Let’s take two examples of nascent companies to better understand this dynamic and how I think about it on an initial pass:

Repeat founders starting an enterprise cyber security business for the third time together.

Discount Rate

  • Operating risk: low because they have already shown the ability to operate and scale a business successfully.
  • Team risk: low because they have all proved their ability to work together productively, build and hire effectively at scale.
  • Market risk: cybersecurity is a large and growing market that exhibits common patterns for success due to the fact that it is a preventative and reactionary business dealing with existential business threats. Though competitive, there is a clear path to success in this market.
  • Technology risk: the product needs to be innovative and robust to really take hold in the market, though they will most likely be able to make it happen.
  • Financing risk: This is where it becomes a bit circular as it depends on a number of these other factors, but ultimately gets to the question of both how much the company needs to raise to be successful, how favorable market conditions are and the ability to raise that capital all things considered. In this case, financing risk is quite low because of the aforementioned market and team dynamics along with the criticality of the solution. Their relatively low cost of capital will drive them to raise more, in theory allowing them to grow faster.
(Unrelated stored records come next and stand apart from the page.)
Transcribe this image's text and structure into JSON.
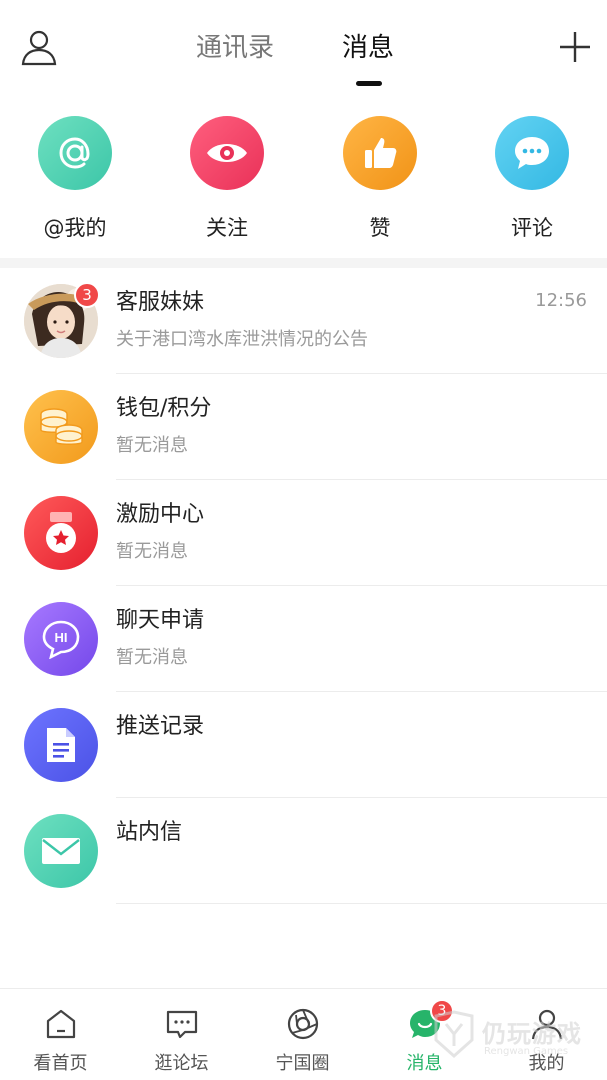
{
  "header": {
    "tabs": [
      {
        "label": "通讯录"
      },
      {
        "label": "消息"
      }
    ]
  },
  "quick_actions": [
    {
      "label": "@我的",
      "icon": "at-icon",
      "color": "#4fd6b8"
    },
    {
      "label": "关注",
      "icon": "eye-icon",
      "color": "#f0456a"
    },
    {
      "label": "赞",
      "icon": "thumbs-up-icon",
      "color": "#f5a623"
    },
    {
      "label": "评论",
      "icon": "comment-icon",
      "color": "#46c8ec"
    }
  ],
  "messages": [
    {
      "title": "客服妹妹",
      "subtitle": "关于港口湾水库泄洪情况的公告",
      "time": "12:56",
      "badge": "3",
      "icon": "avatar-photo"
    },
    {
      "title": "钱包/积分",
      "subtitle": "暂无消息",
      "icon": "coins-icon",
      "color": "#f5a623"
    },
    {
      "title": "激励中心",
      "subtitle": "暂无消息",
      "icon": "medal-icon",
      "color": "#f0304a"
    },
    {
      "title": "聊天申请",
      "subtitle": "暂无消息",
      "icon": "chat-hi-icon",
      "color": "#8a5cf5"
    },
    {
      "title": "推送记录",
      "subtitle": "",
      "icon": "document-icon",
      "color": "#5b63f0"
    },
    {
      "title": "站内信",
      "subtitle": "",
      "icon": "mail-icon",
      "color": "#4fd6b8"
    }
  ],
  "bottom_nav": [
    {
      "label": "看首页",
      "icon": "home-icon"
    },
    {
      "label": "逛论坛",
      "icon": "forum-icon"
    },
    {
      "label": "宁国圈",
      "icon": "circle-icon"
    },
    {
      "label": "消息",
      "icon": "message-icon",
      "badge": "3",
      "active": true
    },
    {
      "label": "我的",
      "icon": "profile-icon"
    }
  ],
  "watermark": {
    "text": "仍玩游戏",
    "sub": "Rengwan Games"
  },
  "colors": {
    "accent_green": "#27b46a",
    "badge_red": "#f04848"
  }
}
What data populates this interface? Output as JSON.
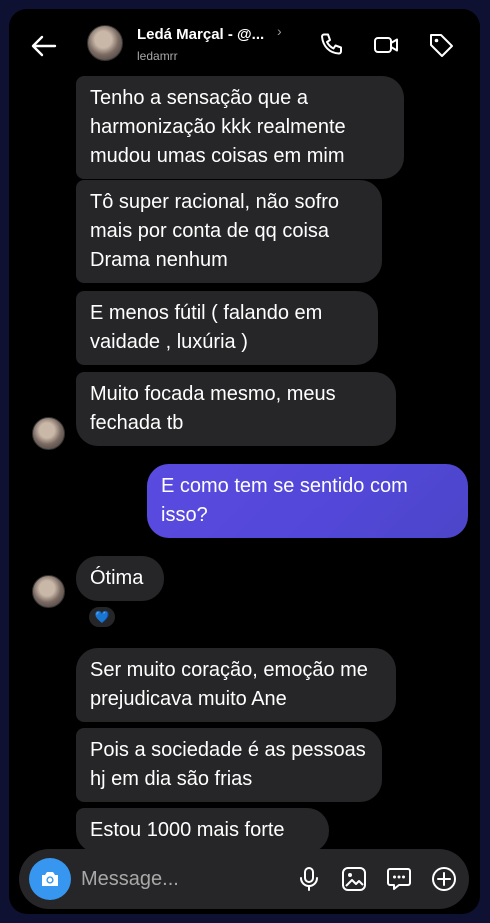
{
  "header": {
    "name": "Ledá Marçal - @...",
    "chevron": "›",
    "username": "ledamrr",
    "icons": [
      "back-arrow-icon",
      "phone-icon",
      "video-icon",
      "tag-icon"
    ]
  },
  "messages": [
    {
      "id": 1,
      "from": "them",
      "text": "Tenho a sensação que a harmonização kkk realmente mudou umas coisas em mim"
    },
    {
      "id": 2,
      "from": "them",
      "text": "Tô super racional, não sofro mais por conta de qq coisa Drama nenhum"
    },
    {
      "id": 3,
      "from": "them",
      "text": "E menos fútil ( falando em vaidade , luxúria )"
    },
    {
      "id": 4,
      "from": "them",
      "text": "Muito focada mesmo, meus fechada tb"
    },
    {
      "id": 5,
      "from": "me",
      "text": "E como tem se sentido com isso?"
    },
    {
      "id": 6,
      "from": "them",
      "text": "Ótima",
      "reaction": "💙"
    },
    {
      "id": 7,
      "from": "them",
      "text": "Ser muito coração, emoção me prejudicava muito Ane"
    },
    {
      "id": 8,
      "from": "them",
      "text": "Pois a sociedade é as pessoas hj em dia são frias"
    },
    {
      "id": 9,
      "from": "them",
      "text": "Estou 1000 mais forte"
    }
  ],
  "composer": {
    "placeholder": "Message...",
    "icons": [
      "camera-icon",
      "microphone-icon",
      "gallery-icon",
      "sticker-icon",
      "plus-icon"
    ]
  },
  "colors": {
    "outgoing_bubble": "#5247d8",
    "incoming_bubble": "#262628",
    "camera_button": "#3797f0",
    "background": "#000000"
  }
}
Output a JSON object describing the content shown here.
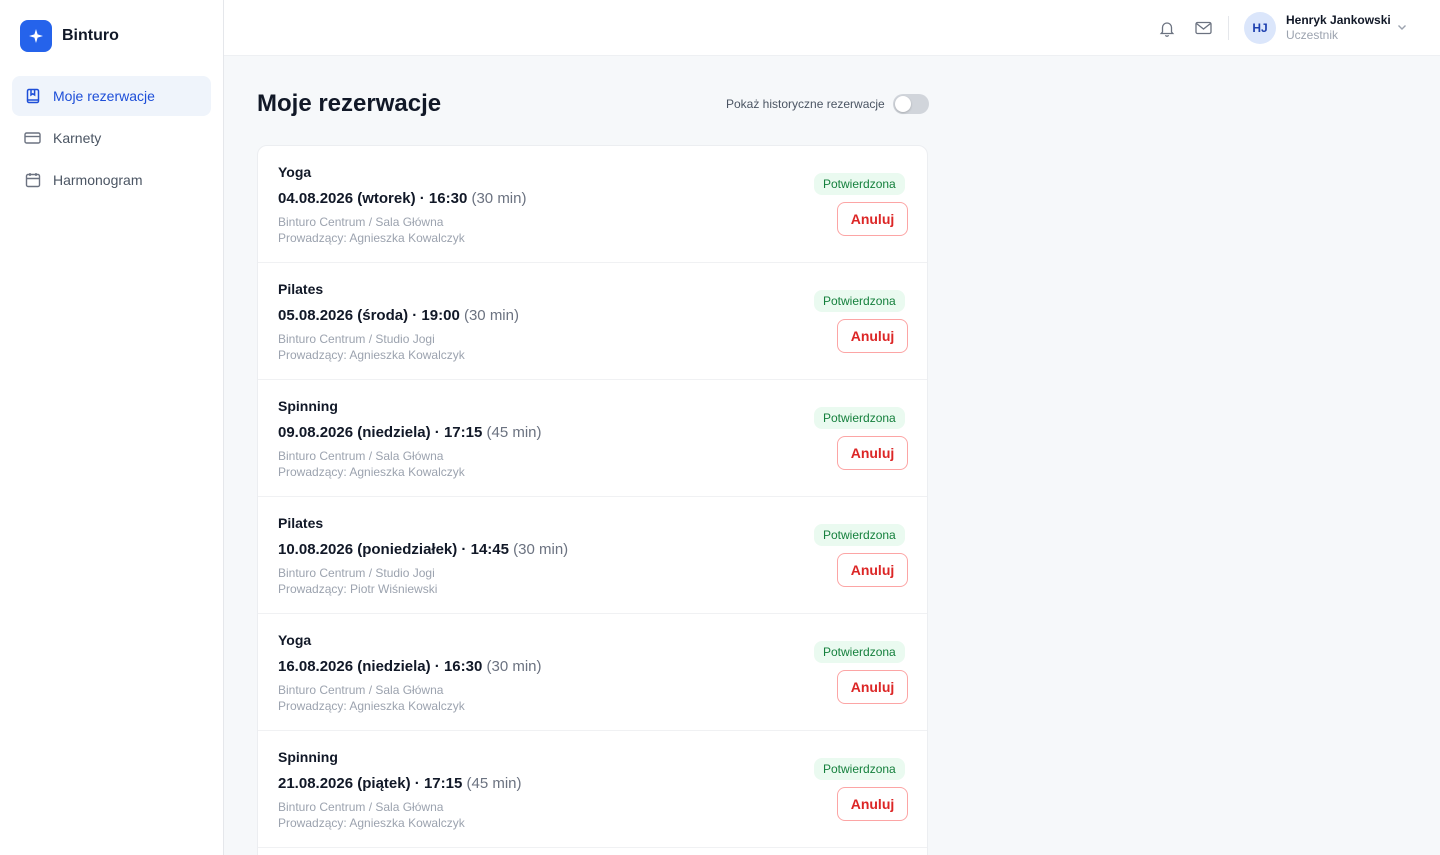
{
  "brand": {
    "name": "Binturo",
    "logo_icon": "sparkle-icon",
    "accent": "#2563eb"
  },
  "sidebar": {
    "items": [
      {
        "label": "Moje rezerwacje",
        "icon": "bookmark-book-icon",
        "active": true
      },
      {
        "label": "Karnety",
        "icon": "credit-card-icon",
        "active": false
      },
      {
        "label": "Harmonogram",
        "icon": "calendar-icon",
        "active": false
      }
    ]
  },
  "topbar": {
    "icons": [
      "bell-icon",
      "mail-icon"
    ],
    "user": {
      "initials": "HJ",
      "name": "Henryk Jankowski",
      "role": "Uczestnik"
    }
  },
  "main": {
    "title": "Moje rezerwacje",
    "history_toggle": {
      "label": "Pokaż historyczne rezerwacje",
      "on": false
    },
    "reservations": [
      {
        "name": "Yoga",
        "date": "04.08.2026 (wtorek)",
        "sep": " · ",
        "time": "16:30",
        "duration": "(30 min)",
        "place": "Binturo Centrum / Sala Główna",
        "trainer": "Prowadzący: Agnieszka Kowalczyk",
        "status": "Potwierdzona",
        "action": "Anuluj"
      },
      {
        "name": "Pilates",
        "date": "05.08.2026 (środa)",
        "sep": " · ",
        "time": "19:00",
        "duration": "(30 min)",
        "place": "Binturo Centrum / Studio Jogi",
        "trainer": "Prowadzący: Agnieszka Kowalczyk",
        "status": "Potwierdzona",
        "action": "Anuluj"
      },
      {
        "name": "Spinning",
        "date": "09.08.2026 (niedziela)",
        "sep": " · ",
        "time": "17:15",
        "duration": "(45 min)",
        "place": "Binturo Centrum / Sala Główna",
        "trainer": "Prowadzący: Agnieszka Kowalczyk",
        "status": "Potwierdzona",
        "action": "Anuluj"
      },
      {
        "name": "Pilates",
        "date": "10.08.2026 (poniedziałek)",
        "sep": " · ",
        "time": "14:45",
        "duration": "(30 min)",
        "place": "Binturo Centrum / Studio Jogi",
        "trainer": "Prowadzący: Piotr Wiśniewski",
        "status": "Potwierdzona",
        "action": "Anuluj"
      },
      {
        "name": "Yoga",
        "date": "16.08.2026 (niedziela)",
        "sep": " · ",
        "time": "16:30",
        "duration": "(30 min)",
        "place": "Binturo Centrum / Sala Główna",
        "trainer": "Prowadzący: Agnieszka Kowalczyk",
        "status": "Potwierdzona",
        "action": "Anuluj"
      },
      {
        "name": "Spinning",
        "date": "21.08.2026 (piątek)",
        "sep": " · ",
        "time": "17:15",
        "duration": "(45 min)",
        "place": "Binturo Centrum / Sala Główna",
        "trainer": "Prowadzący: Agnieszka Kowalczyk",
        "status": "Potwierdzona",
        "action": "Anuluj"
      }
    ]
  },
  "colors": {
    "accent": "#2563eb",
    "success_bg": "#eafaf0",
    "success_text": "#15803d",
    "danger": "#dc2626"
  }
}
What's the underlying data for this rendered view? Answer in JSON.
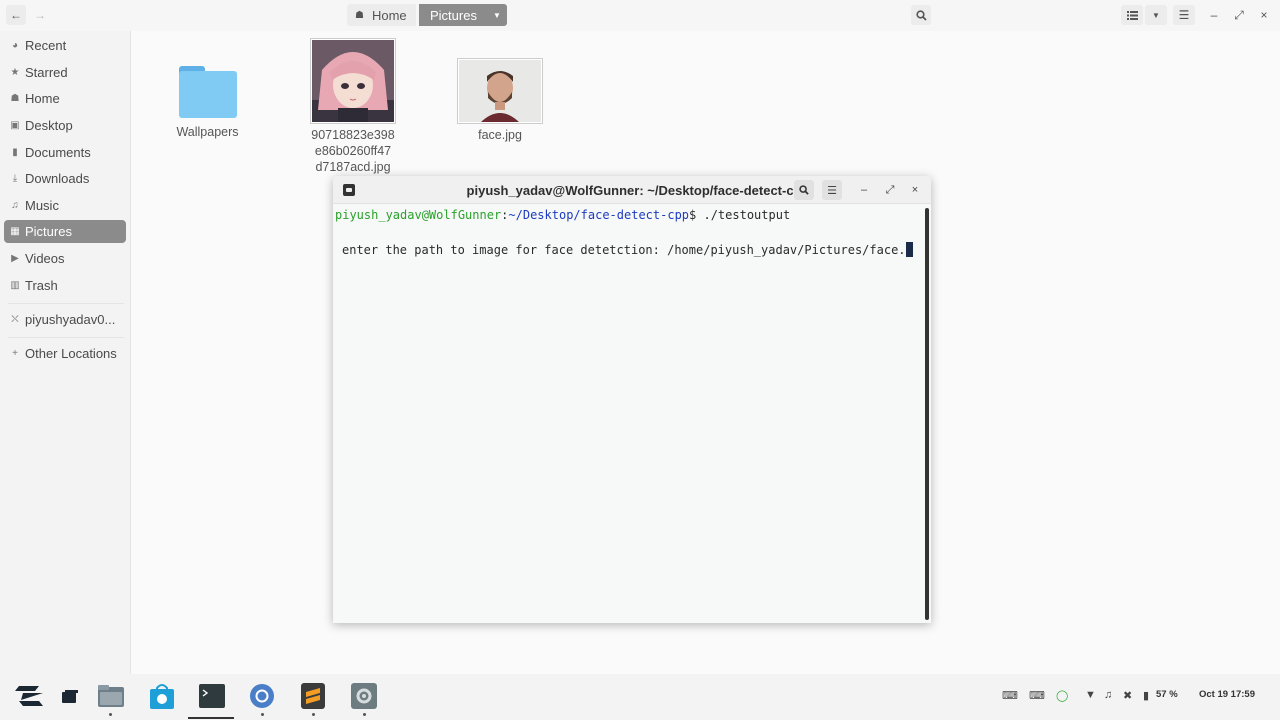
{
  "files": {
    "breadcrumb": {
      "home_label": "Home",
      "current_label": "Pictures"
    },
    "sidebar": {
      "items": [
        {
          "label": "Recent",
          "icon": "clock-icon"
        },
        {
          "label": "Starred",
          "icon": "star-icon"
        },
        {
          "label": "Home",
          "icon": "home-icon"
        },
        {
          "label": "Desktop",
          "icon": "desktop-icon"
        },
        {
          "label": "Documents",
          "icon": "document-icon"
        },
        {
          "label": "Downloads",
          "icon": "download-icon"
        },
        {
          "label": "Music",
          "icon": "music-icon"
        },
        {
          "label": "Pictures",
          "icon": "picture-icon",
          "active": true
        },
        {
          "label": "Videos",
          "icon": "video-icon"
        },
        {
          "label": "Trash",
          "icon": "trash-icon"
        },
        {
          "label": "piyushyadav0...",
          "icon": "drive-icon"
        },
        {
          "label": "Other Locations",
          "icon": "plus-icon"
        }
      ]
    },
    "grid": [
      {
        "line1": "Wallpapers",
        "line2": "",
        "line3": ""
      },
      {
        "line1": "90718823e398",
        "line2": "e86b0260ff47",
        "line3": "d7187acd.jpg"
      },
      {
        "line1": "face.jpg",
        "line2": "",
        "line3": ""
      }
    ]
  },
  "terminal": {
    "title": "piyush_yadav@WolfGunner: ~/Desktop/face-detect-cpp",
    "prompt_user": "piyush_yadav@WolfGunner",
    "prompt_path": "~/Desktop/face-detect-cpp",
    "prompt_suffix": "$ ",
    "command": "./testoutput",
    "output": "enter the path to image for face detetction: /home/piyush_yadav/Pictures/face."
  },
  "tray": {
    "battery": "57 %",
    "datetime": "Oct 19  17:59"
  },
  "colors": {
    "accent": "#8b8b8b",
    "prompt_user": "#2aa12a",
    "prompt_path": "#1d3bbf"
  }
}
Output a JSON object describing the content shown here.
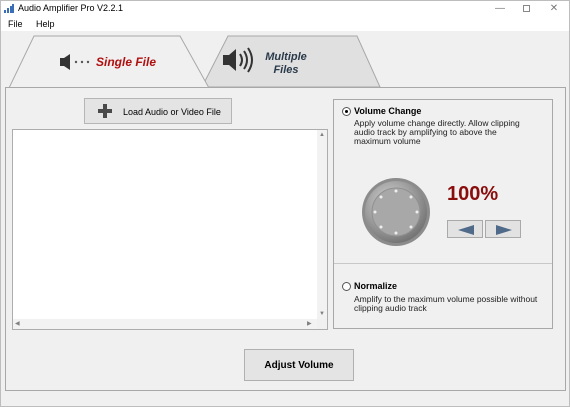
{
  "window": {
    "title": "Audio Amplifier Pro V2.2.1"
  },
  "menu": {
    "file": "File",
    "help": "Help"
  },
  "tabs": {
    "single": {
      "label": "Single File",
      "icon": "speaker-icon",
      "selected": true
    },
    "multiple": {
      "label_line1": "Multiple",
      "label_line2": "Files",
      "icon": "speaker-volume-icon"
    }
  },
  "load_button": {
    "label": "Load Audio or Video File",
    "icon": "plus-icon"
  },
  "file_list": {
    "items": []
  },
  "volume_change": {
    "title": "Volume Change",
    "selected": true,
    "desc_line1": "Apply volume change directly. Allow clipping",
    "desc_line2": "audio track by amplifying to above the",
    "desc_line3": "maximum volume",
    "percent": "100%",
    "knob_level": 1.0
  },
  "normalize": {
    "title": "Normalize",
    "selected": false,
    "desc_line1": "Amplify to the maximum volume possible without",
    "desc_line2": "clipping audio track"
  },
  "adjust_button": {
    "label": "Adjust Volume"
  },
  "colors": {
    "accent_red": "#b01010",
    "percent_red": "#8a0d0d",
    "panel_bg": "#f0f0f0"
  }
}
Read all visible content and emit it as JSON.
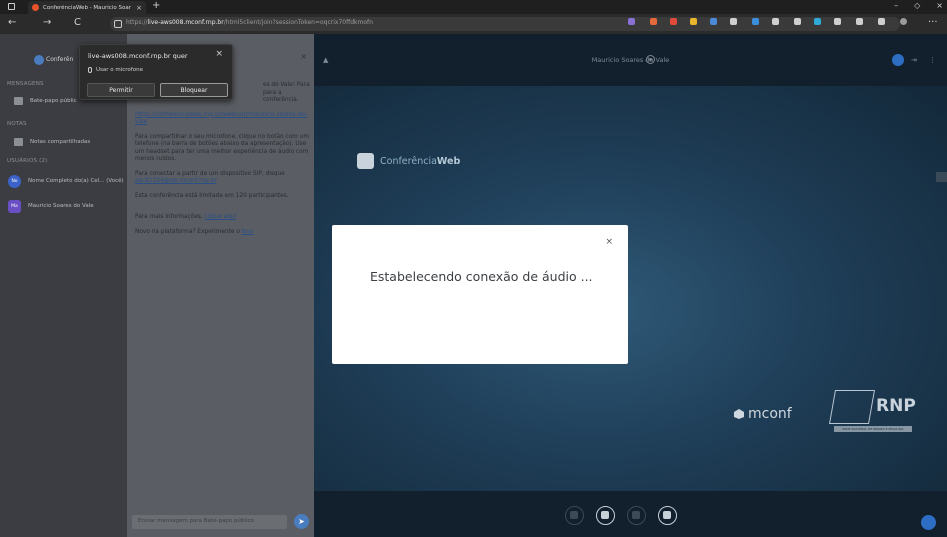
{
  "browser": {
    "tab_title": "ConferênciaWeb - Mauricio Soar",
    "tab_close": "×",
    "new_tab": "+",
    "url_scheme": "https://",
    "url_host": "live-aws008.mconf.rnp.br",
    "url_path": "/html5client/join?sessionToken=oqcrix70ffdkmofn",
    "win_minimize": "–",
    "win_restore": "◇",
    "win_close": "×",
    "back": "←",
    "forward": "→",
    "reload": "C",
    "more": "···"
  },
  "permission": {
    "title": "live-aws008.mconf.rnp.br quer",
    "close": "×",
    "mic_label": "Usar o microfone",
    "allow": "Permitir",
    "block": "Bloquear"
  },
  "sidebar": {
    "brand": "Conferên",
    "messages_section": "MENSAGENS",
    "public_chat": "Bate-papo públic",
    "notes_section": "NOTAS",
    "shared_notes": "Notas compartilhadas",
    "users_section": "USUÁRIOS (2)",
    "users": [
      {
        "initials": "No",
        "name": "Nome Completo do(a) Cel... (Você)",
        "color": "#3b63c9"
      },
      {
        "initials": "Ma",
        "name": "Mauricio Soares do Vale",
        "color": "#6a4fc4"
      }
    ]
  },
  "chat": {
    "close": "×",
    "welcome_1": "es do Vale! Para para a conferência.",
    "link_1": "https://conferenciaweb.rnp.br/webconf/mauricio-soares-do-vale",
    "para_2": "Para compartilhar o seu microfone, clique no botão com um telefone (na barra de botões abaixo da apresentação). Use um headset para ter uma melhor experiência de áudio com menos ruídos.",
    "para_3_prefix": "Para conectar a partir de um dispositivo SIP, disque ",
    "sip_link": "sip:81324@sip.mconf.rnp.br",
    "para_4": "Esta conferência está limitada em 120 participantes.",
    "para_5_prefix": "Para mais informações, ",
    "para_5_link": "clique aqui",
    "para_6_prefix": "Novo na plataforma? Experimente o ",
    "para_6_link": "tour",
    "input_placeholder": "Enviar mensagem para Bate-papo público",
    "send": "➤"
  },
  "main": {
    "title": "Mauricio Soares do Vale",
    "brand_light": "Conferência",
    "brand_bold": "Web",
    "mconf": "mconf",
    "rnp": "RNP",
    "rnp_tagline": "REDE NACIONAL DE ENSINO E PESQUISA"
  },
  "modal": {
    "title": "Estabelecendo conexão de áudio ...",
    "close": "×"
  }
}
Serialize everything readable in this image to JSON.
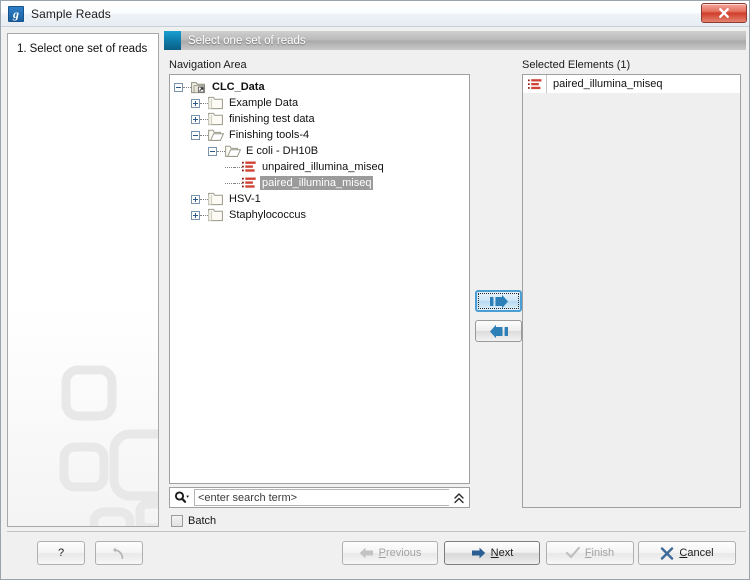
{
  "window": {
    "title": "Sample Reads",
    "app_icon": "clc-g-icon",
    "close_label": "x"
  },
  "sidebar": {
    "steps": [
      {
        "number": "1.",
        "label": "Select one set of reads"
      }
    ]
  },
  "banner": {
    "title": "Select one set of reads"
  },
  "navigation": {
    "label": "Navigation Area",
    "tree": [
      {
        "label": "CLC_Data",
        "depth": 0,
        "icon": "clc-data-folder-icon",
        "state": "expanded",
        "bold": true,
        "selected": false
      },
      {
        "label": "Example Data",
        "depth": 1,
        "icon": "folder-closed-icon",
        "state": "collapsed",
        "bold": false,
        "selected": false
      },
      {
        "label": "finishing test data",
        "depth": 1,
        "icon": "folder-closed-icon",
        "state": "collapsed",
        "bold": false,
        "selected": false
      },
      {
        "label": "Finishing tools-4",
        "depth": 1,
        "icon": "folder-open-icon",
        "state": "expanded",
        "bold": false,
        "selected": false
      },
      {
        "label": "E coli - DH10B",
        "depth": 2,
        "icon": "folder-open-icon",
        "state": "expanded",
        "bold": false,
        "selected": false
      },
      {
        "label": "unpaired_illumina_miseq",
        "depth": 3,
        "icon": "sequence-reads-icon",
        "state": "leaf",
        "bold": false,
        "selected": false
      },
      {
        "label": "paired_illumina_miseq",
        "depth": 3,
        "icon": "sequence-reads-icon",
        "state": "leaf",
        "bold": false,
        "selected": true
      },
      {
        "label": "HSV-1",
        "depth": 1,
        "icon": "folder-closed-icon",
        "state": "collapsed",
        "bold": false,
        "selected": false
      },
      {
        "label": "Staphylococcus",
        "depth": 1,
        "icon": "folder-closed-icon",
        "state": "collapsed",
        "bold": false,
        "selected": false
      }
    ]
  },
  "search": {
    "placeholder": "<enter search term>",
    "value": "",
    "icon": "search-magnifier-icon",
    "expand_icon": "double-chevron-up-icon"
  },
  "batch": {
    "label": "Batch",
    "checked": false
  },
  "transfer": {
    "add_icon": "arrow-right-icon",
    "add_label": "",
    "remove_icon": "arrow-left-icon",
    "remove_label": ""
  },
  "selected_elements": {
    "label": "Selected Elements (1)",
    "count": 1,
    "items": [
      {
        "label": "paired_illumina_miseq",
        "icon": "sequence-reads-icon"
      }
    ]
  },
  "footer": {
    "help_label": "?",
    "reset_label": "",
    "previous_label": "Previous",
    "previous_mnemonic": "P",
    "next_label": "Next",
    "next_mnemonic": "N",
    "finish_label": "Finish",
    "finish_mnemonic": "F",
    "cancel_label": "Cancel",
    "cancel_mnemonic": "C"
  },
  "colors": {
    "accent": "#1b9fd1",
    "close_red": "#cf3d2a",
    "selection_gray": "#9b9b9b",
    "reads_red": "#c0392b",
    "folder_gold": "#e8c878"
  }
}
Near-term growth rate

  • Once this business gets going, it will be able to take off with a strong enterprise flywheel effect and clear sales playbook with the ability to hire sales leadership with relevant experience to scale quickly.

Long-term growth rate

  • Cybersecurity is a going to continue to outpace other sector growth meaningfully, so steady state here is likely pretty high.

Cash flow margin

  • Near-term, they are likely going to burn quite a bit as they try to get things going.
  • Long-term looks quite good with examples like Checkpoint: 49%, Crowdstrike: 31%, Palo Alto Networks: 34%, Fortinet: 33%.

Conclusion: Valuation here even from an early stage is likely going to be quite high as a number of factors are meaningfully in their favor and de-risked. In addition, even if it doesn’t become a massive platform, the likelihood of losing money is low due to the multiple exit options along the way and the clear value they offer their customers at any scale.

Social media video sharing startup with 22 year-old recent grad founders.

Discount Rate

  • Operating risk: quite high — this is their first time working professionally, let alone running a company.
  • Team risk: also quite here — even the best of friends can have issues once they become business partners. This is very hard to judge at this stage in young careers.
  • Market risk: it abounds — not only are consumers fickle, they also risk competition and copy-cat dynamics from bigger players, even if it works.
  • Technology risk: building the product itself is likely not so hard and the challenges will only come with success when supporting something at massive scale becomes a challenge.
  • Financing risk: for all the these reasons, the company’s ability to continue to get financed and support itself is limited. If it takes off, it will work, but any stagnation in adoption will make supporting a free product with equity financing difficult, increasing the cost of capital.

Near-term growth rate

  • Potentially explosive, although revenues may not come until much later.

Long-term growth rate

  • Given that the market here could be the entire internet-connected world, g could be fairly high. That being said, maintaining pricing power to drive scaled revenue growth could be a challenge.

Cash flow margin

  • Near-term the company is going to consume cash to build an engaged user base before any monetization.
  • Long-term we can look at names like Google: 24%, Facebook: 11%, Snap: 0%, Twitter: 3%, Pinterest: 10%, to get an idea of what kind of margins a business like this can achieve at scale.

Conclusion: An investment may make sense here at a low valuation unless there is a particularly strong angle on market and execution that can de-risk the founders and their strategy. If it works it can be huge, but the likelihood of success is low and the capital needs are large.